L. Paskova et al. compared the effects of a potential immunomodulator, natural polyphenol N-feruloylserotonin (N-f-5HT), with methotrexate (MTX), in the rat model of adjuvant-induced arthritis (AA). Both compounds reduced inflammation-associated surrogates and the transcription levels of TNF-α and iNOS in liver. Unlike MTX, N-f-5HT lowered IL-1β plasma levels and its mRNA expression in the liver and spleen of AA rats, implying a potential benefit of combined treatment with N-f-5HT and MTX in joint inflammation. M. Yuan et al. showed that CXCL1 serum levels arise in a lung cancer model induced by 3LL cell inoculation. Changes in CXCL1 contributed to tumor-associated neutrophils inhibition. In turn, this affects CD4+ and CD8+ T cells activation, allowing tumor growth. C. Chi et al. report that the compound “kaempferol 3-a-L-(4-O-acetyl) rhamnopyranoside-7-a-L-rhamnopyranoside (SA)” isolated from D. crassirhizoma has the capacity to stimulate the head kidney macrophages from the fish Ctenopharyngodon idella. This natural immunostimulant could be a potential substitute for antibiotics and chemicals in aquaculture practices.

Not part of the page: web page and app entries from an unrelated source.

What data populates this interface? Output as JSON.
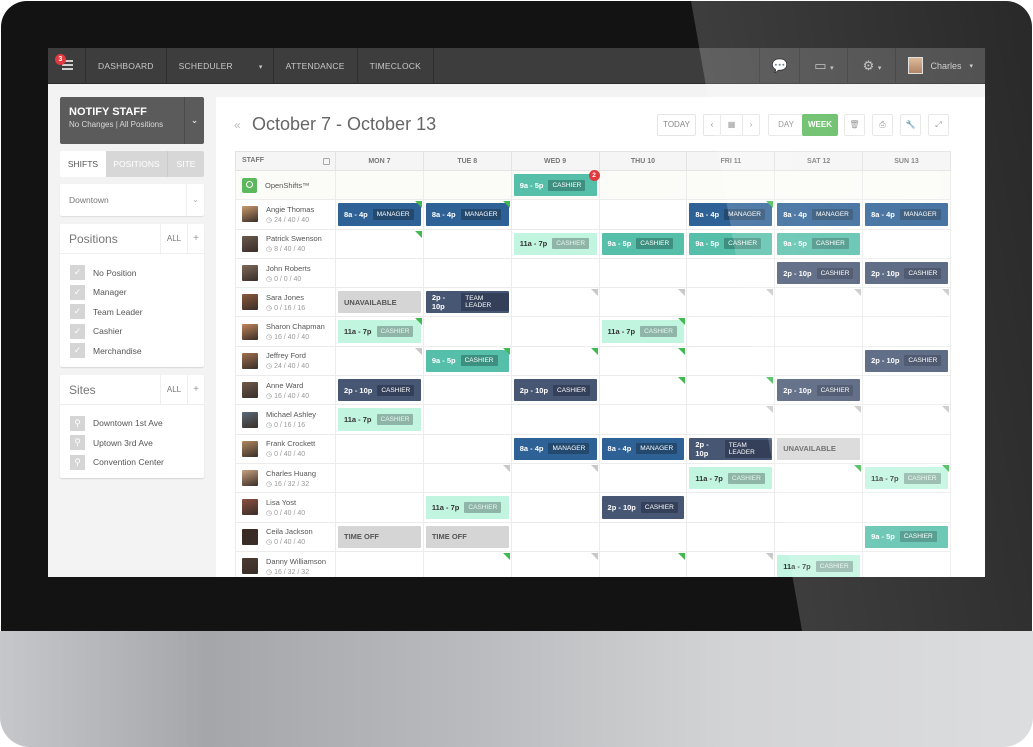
{
  "nav": {
    "menu_badge": "3",
    "items": [
      "DASHBOARD",
      "SCHEDULER",
      "ATTENDANCE",
      "TIMECLOCK"
    ],
    "scheduler_caret": "▾",
    "icons": {
      "chat": "💬",
      "inbox": "▭",
      "settings": "⚙"
    },
    "user_name": "Charles",
    "caret": "▾"
  },
  "sidebar": {
    "notify_title": "NOTIFY STAFF",
    "notify_sub": "No Changes  |  All Positions",
    "tabs": [
      "SHIFTS",
      "POSITIONS",
      "SITE"
    ],
    "location": "Downtown",
    "positions_title": "Positions",
    "positions": [
      "No Position",
      "Manager",
      "Team Leader",
      "Cashier",
      "Merchandise"
    ],
    "sites_title": "Sites",
    "sites": [
      "Downtown 1st Ave",
      "Uptown 3rd Ave",
      "Convention Center"
    ],
    "all_label": "ALL",
    "plus_label": "+"
  },
  "toolbar": {
    "prev": "«",
    "range": "October 7 - October 13",
    "today": "TODAY",
    "day": "DAY",
    "week": "WEEK",
    "left": "‹",
    "right": "›",
    "cal": "▦",
    "trash": "🗑",
    "print": "⎙",
    "wrench": "🔧",
    "expand": "⤢"
  },
  "grid": {
    "staff_header": "STAFF",
    "days": [
      "MON 7",
      "TUE 8",
      "WED 9",
      "THU 10",
      "FRI 11",
      "SAT 12",
      "SUN 13"
    ],
    "open": {
      "label": "OpenShifts™",
      "shifts": [
        null,
        null,
        {
          "t": "9a - 5p",
          "p": "CASHIER",
          "c": "teal",
          "badge": "2"
        },
        null,
        null,
        null,
        null
      ]
    },
    "rows": [
      {
        "name": "Angie Thomas",
        "hours": "24 / 40 / 40",
        "shifts": [
          {
            "t": "8a - 4p",
            "p": "MANAGER",
            "c": "manager",
            "f": "g"
          },
          {
            "t": "8a - 4p",
            "p": "MANAGER",
            "c": "manager",
            "f": "g"
          },
          null,
          null,
          {
            "t": "8a - 4p",
            "p": "MANAGER",
            "c": "manager",
            "f": "g"
          },
          {
            "t": "8a - 4p",
            "p": "MANAGER",
            "c": "manager"
          },
          {
            "t": "8a - 4p",
            "p": "MANAGER",
            "c": "manager"
          }
        ]
      },
      {
        "name": "Patrick Swenson",
        "hours": "8 / 40 / 40",
        "shifts": [
          {
            "f": "g"
          },
          null,
          {
            "t": "11a - 7p",
            "p": "CASHIER",
            "c": "mint"
          },
          {
            "t": "9a - 5p",
            "p": "CASHIER",
            "c": "teal"
          },
          {
            "t": "9a - 5p",
            "p": "CASHIER",
            "c": "teal"
          },
          {
            "t": "9a - 5p",
            "p": "CASHIER",
            "c": "teal"
          },
          null
        ]
      },
      {
        "name": "John Roberts",
        "hours": "0 / 0 / 40",
        "shifts": [
          null,
          null,
          null,
          null,
          null,
          {
            "t": "2p - 10p",
            "p": "CASHIER",
            "c": "dark"
          },
          {
            "t": "2p - 10p",
            "p": "CASHIER",
            "c": "dark"
          }
        ]
      },
      {
        "name": "Sara Jones",
        "hours": "0 / 16 / 16",
        "shifts": [
          {
            "t": "UNAVAILABLE",
            "c": "gray"
          },
          {
            "t": "2p - 10p",
            "p": "TEAM LEADER",
            "c": "dark"
          },
          {
            "f": "gr"
          },
          {
            "f": "gr"
          },
          {
            "f": "gr"
          },
          {
            "f": "gr"
          },
          {
            "f": "gr"
          }
        ]
      },
      {
        "name": "Sharon Chapman",
        "hours": "16 / 40 / 40",
        "shifts": [
          {
            "t": "11a - 7p",
            "p": "CASHIER",
            "c": "mint",
            "f": "g"
          },
          null,
          null,
          {
            "t": "11a - 7p",
            "p": "CASHIER",
            "c": "mint",
            "f": "g"
          },
          null,
          null,
          null
        ]
      },
      {
        "name": "Jeffrey Ford",
        "hours": "24 / 40 / 40",
        "shifts": [
          {
            "f": "gr"
          },
          {
            "t": "9a - 5p",
            "p": "CASHIER",
            "c": "teal",
            "f": "g"
          },
          {
            "f": "g"
          },
          {
            "f": "g"
          },
          null,
          null,
          {
            "t": "2p - 10p",
            "p": "CASHIER",
            "c": "dark"
          }
        ]
      },
      {
        "name": "Anne Ward",
        "hours": "16 / 40 / 40",
        "shifts": [
          {
            "t": "2p - 10p",
            "p": "CASHIER",
            "c": "dark"
          },
          null,
          {
            "t": "2p - 10p",
            "p": "CASHIER",
            "c": "dark"
          },
          {
            "f": "g"
          },
          {
            "f": "g"
          },
          {
            "t": "2p - 10p",
            "p": "CASHIER",
            "c": "dark"
          },
          null
        ]
      },
      {
        "name": "Michael Ashley",
        "hours": "0 / 16 / 16",
        "shifts": [
          {
            "t": "11a - 7p",
            "p": "CASHIER",
            "c": "mint"
          },
          null,
          null,
          null,
          {
            "f": "gr"
          },
          {
            "f": "gr"
          },
          {
            "f": "gr"
          }
        ]
      },
      {
        "name": "Frank Crockett",
        "hours": "0 / 40 / 40",
        "shifts": [
          null,
          null,
          {
            "t": "8a - 4p",
            "p": "MANAGER",
            "c": "manager"
          },
          {
            "t": "8a - 4p",
            "p": "MANAGER",
            "c": "manager"
          },
          {
            "t": "2p - 10p",
            "p": "TEAM LEADER",
            "c": "dark"
          },
          {
            "t": "UNAVAILABLE",
            "c": "gray"
          },
          null
        ]
      },
      {
        "name": "Charles Huang",
        "hours": "16 / 32 / 32",
        "shifts": [
          null,
          {
            "f": "gr"
          },
          {
            "f": "gr"
          },
          null,
          {
            "t": "11a - 7p",
            "p": "CASHIER",
            "c": "mint"
          },
          {
            "f": "g"
          },
          {
            "t": "11a - 7p",
            "p": "CASHIER",
            "c": "mint",
            "f": "g"
          }
        ]
      },
      {
        "name": "Lisa Yost",
        "hours": "0 / 40 / 40",
        "shifts": [
          null,
          {
            "t": "11a - 7p",
            "p": "CASHIER",
            "c": "mint"
          },
          null,
          {
            "t": "2p - 10p",
            "p": "CASHIER",
            "c": "dark"
          },
          null,
          null,
          null
        ]
      },
      {
        "name": "Ceila Jackson",
        "hours": "0 / 40 / 40",
        "shifts": [
          {
            "t": "TIME OFF",
            "c": "gray"
          },
          {
            "t": "TIME OFF",
            "c": "gray"
          },
          null,
          null,
          null,
          null,
          {
            "t": "9a - 5p",
            "p": "CASHIER",
            "c": "teal"
          }
        ]
      },
      {
        "name": "Danny  Williamson",
        "hours": "16 / 32 / 32",
        "shifts": [
          null,
          {
            "f": "g"
          },
          {
            "f": "gr"
          },
          {
            "f": "g"
          },
          {
            "f": "gr"
          },
          {
            "t": "11a - 7p",
            "p": "CASHIER",
            "c": "mint"
          },
          null
        ]
      }
    ]
  }
}
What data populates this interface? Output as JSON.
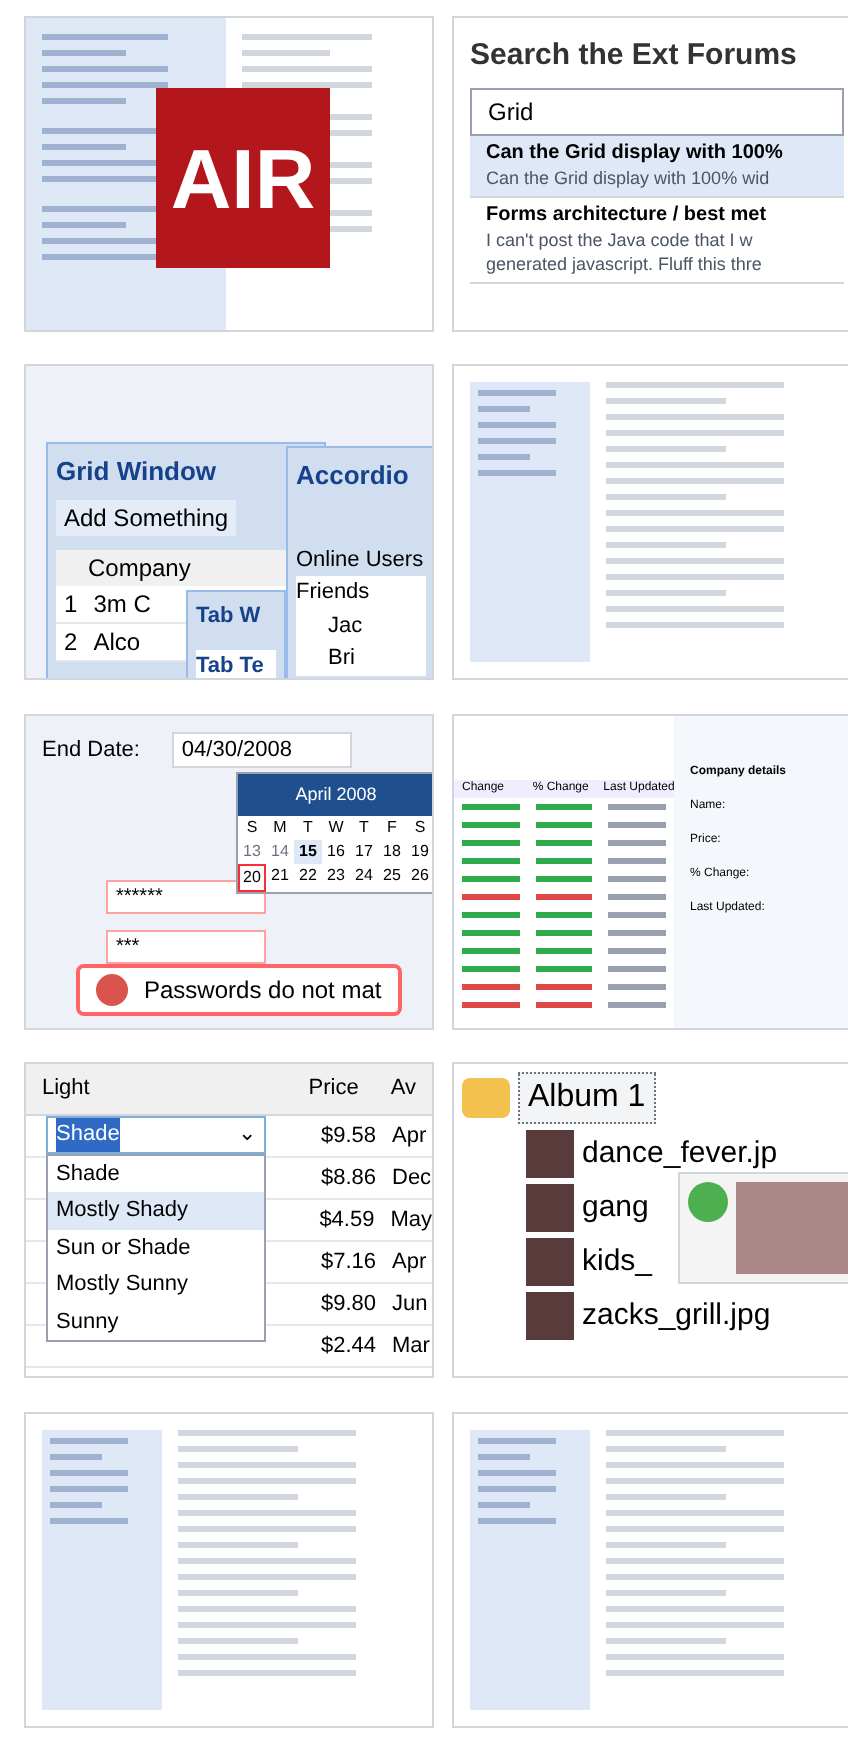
{
  "tiles": [
    {
      "kind": "air",
      "logo": "AIR"
    },
    {
      "kind": "forum",
      "title": "Search the Ext Forums",
      "query": "Grid",
      "results": [
        {
          "title": "Can the Grid display with 100%",
          "snippet": "Can the Grid display with 100% wid",
          "selected": true
        },
        {
          "title": "Forms architecture / best met",
          "snippet": "I can't post the Java code that I w generated javascript. Fluff this thre",
          "selected": false
        }
      ]
    },
    {
      "kind": "windows",
      "grid_title": "Grid Window",
      "toolbar_button": "Add Something",
      "column": "Company",
      "rows": [
        {
          "number": "1",
          "company": "3m C"
        },
        {
          "number": "2",
          "company": "Alco"
        }
      ],
      "accordion_title": "Accordio",
      "section": "Online Users",
      "folder": "Friends",
      "users": [
        "Jac",
        "Bri"
      ],
      "tab_window_title": "Tab W",
      "tab": "Tab Te"
    },
    {
      "kind": "reader"
    },
    {
      "kind": "form",
      "fields": [
        {
          "label": "End Date:",
          "value": "04/30/2008"
        }
      ],
      "month": "April 2008",
      "weekdays": [
        "S",
        "M",
        "T",
        "W",
        "T",
        "F",
        "S"
      ],
      "days": [
        {
          "day": "13",
          "muted": true,
          "today": false,
          "selected": false
        },
        {
          "day": "14",
          "muted": true,
          "today": false,
          "selected": false
        },
        {
          "day": "15",
          "muted": false,
          "today": true,
          "selected": false
        },
        {
          "day": "16",
          "muted": false,
          "today": false,
          "selected": false
        },
        {
          "day": "17",
          "muted": false,
          "today": false,
          "selected": false
        },
        {
          "day": "18",
          "muted": false,
          "today": false,
          "selected": false
        },
        {
          "day": "19",
          "muted": false,
          "today": false,
          "selected": false
        },
        {
          "day": "20",
          "muted": false,
          "today": false,
          "selected": true
        },
        {
          "day": "21",
          "muted": false,
          "today": false,
          "selected": false
        },
        {
          "day": "22",
          "muted": false,
          "today": false,
          "selected": false
        },
        {
          "day": "23",
          "muted": false,
          "today": false,
          "selected": false
        },
        {
          "day": "24",
          "muted": false,
          "today": false,
          "selected": false
        },
        {
          "day": "25",
          "muted": false,
          "today": false,
          "selected": false
        },
        {
          "day": "26",
          "muted": false,
          "today": false,
          "selected": false
        }
      ],
      "passwords": [
        "******",
        "***"
      ],
      "error": "Passwords do not mat"
    },
    {
      "kind": "stocks",
      "columns": [
        "Change",
        "% Change",
        "Last Updated"
      ],
      "rows": [
        {
          "color": "#2eaa4a"
        },
        {
          "color": "#2eaa4a"
        },
        {
          "color": "#2eaa4a"
        },
        {
          "color": "#2eaa4a"
        },
        {
          "color": "#2eaa4a"
        },
        {
          "color": "#e04848"
        },
        {
          "color": "#2eaa4a"
        },
        {
          "color": "#2eaa4a"
        },
        {
          "color": "#2eaa4a"
        },
        {
          "color": "#2eaa4a"
        },
        {
          "color": "#e04848"
        },
        {
          "color": "#e04848"
        }
      ],
      "details_title": "Company details",
      "detail_labels": [
        "Name:",
        "Price:",
        "% Change:",
        "Last Updated:"
      ]
    },
    {
      "kind": "combo",
      "columns": [
        "Light",
        "Price",
        "Av"
      ],
      "value": "Shade",
      "trigger": "⌄",
      "options": [
        {
          "label": "Shade",
          "highlighted": false
        },
        {
          "label": "Mostly Shady",
          "highlighted": true
        },
        {
          "label": "Sun or Shade",
          "highlighted": false
        },
        {
          "label": "Mostly Sunny",
          "highlighted": false
        },
        {
          "label": "Sunny",
          "highlighted": false
        }
      ],
      "rows": [
        {
          "price": "$9.58",
          "date": "Apr"
        },
        {
          "price": "$8.86",
          "date": "Dec"
        },
        {
          "price": "$4.59",
          "date": "May"
        },
        {
          "price": "$7.16",
          "date": "Apr"
        },
        {
          "price": "$9.80",
          "date": "Jun"
        },
        {
          "price": "$2.44",
          "date": "Mar"
        }
      ]
    },
    {
      "kind": "album",
      "folder": "Album 1",
      "files": [
        "dance_fever.jp",
        "gang",
        "kids_",
        "zacks_grill.jpg"
      ]
    },
    {
      "kind": "layout"
    },
    {
      "kind": "trees"
    }
  ]
}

In this issue we also present eight interesting reviews. J. S. Apostólico et al. compile, in a very interesting review, knowledge of the adjuvants commonly used in experimental and clinical settings with emphasis on their mechanisms of action. They also highlight the requirements for licensing new vaccine formulations. S. Xia et al. present a review about “inflamm-aging” in which they discuss studies of inflammation in old patients. The authors explore the concept of inflamm-aging with its pathological features and mechanisms. They also suggest therapeutic strategies that could be useful in Alzheimer’s disease, atherosclerosis, heart disease, type II diabetes, or cancer. W. Wan et al. review the roles of HMGB1 in neuropathic pain. HMGB1 is an alarmin released by damaged tissues as well as by leukocytes. It may induce proinflammatory actions through binding in Toll-like receptors (TLRs) and RAGE and NMDA receptors; hence, it is considered as a therapeutic target for neuroinflammation.

R. Arreola et al. present an interesting review about dopamine (DA) features to modulate the immune response and generate changes in cellular phenotype and function. Leukocytes have the molecular machinery to synthesize and respond to this catecholamine but the expression of this machinery is dependent on the leukocyte type, the state of cellular activation, and the concentration and exposure time to DA. Some diseases present alterations in dopaminergic transmission in CNS and peripheral nervous system affecting the immune system modulation and causing the complications of the disease. In the review by E. A. Ivanova and A. N. Orekhov, the implications of abnormal monocyte activation and the acquisition of pro- or anti-inflammatory macrophage activities in disease states, like atherosclerosis or neoplasms, are discussed. Development of monocyte/macrophage activation tests may also be valuable in diagnostic or prognostic terms. I. L. Vladimirovna et al. review the properties and mechanisms whereby two distinct populations of immature cells, mesenchymal stem cells and myeloid derived suppressor cells, mediate immune regulation. The authors discuss cell similarities, discrepancies, and potential clinical applications.

Y. Zhou et al. contribute with an interesting meta-analysis about tolerogenic DCs and immunosuppressive (IS) therapies in multiple models of transplantation. They conclude that Toll-DC therapy significantly prolonged multiple allograft survival and further prolonged survival with IS. G. Hurtado-Alvarado et al. present a review about blood-brain barrier disruption observed in sleep-deprived rodents. The disruption could be associated with the increase of inflammatory mediators induced by sleep loss that are able to modify the expression of tight junction proteins in the brain microvasculature. The effect of these inflammatory molecules should be taken into account for the study of general consequences of sleep loss including the risk of developing neurological and neurodegenerative diseases.


We thank all the authors of the contributions in this special issue. Lastly, we hope that our readers will find the present compilation enticing and enjoy its reading, as we have done.

Lenin Pavón
Hugo Besedosky
Oscar Bottasso
Marco A. Velasco-Velázquez
Moisés E. Bauer